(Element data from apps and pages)

[Start of Attachment]

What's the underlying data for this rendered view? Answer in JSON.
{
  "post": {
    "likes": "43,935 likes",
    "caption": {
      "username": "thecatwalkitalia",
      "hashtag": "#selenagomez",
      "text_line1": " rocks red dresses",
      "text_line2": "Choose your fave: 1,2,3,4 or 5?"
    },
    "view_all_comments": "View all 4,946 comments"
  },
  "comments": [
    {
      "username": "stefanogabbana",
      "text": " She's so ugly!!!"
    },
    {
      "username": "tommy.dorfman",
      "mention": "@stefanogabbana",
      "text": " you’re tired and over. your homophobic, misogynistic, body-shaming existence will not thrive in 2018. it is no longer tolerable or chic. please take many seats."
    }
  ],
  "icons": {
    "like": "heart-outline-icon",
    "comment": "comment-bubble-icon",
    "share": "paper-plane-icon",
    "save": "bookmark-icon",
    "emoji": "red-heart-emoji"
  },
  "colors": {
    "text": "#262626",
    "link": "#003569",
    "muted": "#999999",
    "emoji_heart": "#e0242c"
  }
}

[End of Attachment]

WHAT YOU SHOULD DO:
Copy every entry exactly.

RESULT:
What's the underlying data for this rendered view? Answer in JSON.
{
  "post": {
    "likes": "43,935 likes",
    "caption": {
      "username": "thecatwalkitalia",
      "hashtag": "#selenagomez",
      "text_line1": " rocks red dresses",
      "text_line2": "Choose your fave: 1,2,3,4 or 5?"
    },
    "view_all_comments": "View all 4,946 comments"
  },
  "comments": [
    {
      "username": "stefanogabbana",
      "text": " She's so ugly!!!"
    },
    {
      "username": "tommy.dorfman",
      "mention": "@stefanogabbana",
      "text": " you’re tired and over. your homophobic, misogynistic, body-shaming existence will not thrive in 2018. it is no longer tolerable or chic. please take many seats."
    }
  ],
  "icons": {
    "like": "heart-outline-icon",
    "comment": "comment-bubble-icon",
    "share": "paper-plane-icon",
    "save": "bookmark-icon",
    "emoji": "red-heart-emoji"
  },
  "colors": {
    "text": "#262626",
    "link": "#003569",
    "muted": "#999999",
    "emoji_heart": "#e0242c"
  }
}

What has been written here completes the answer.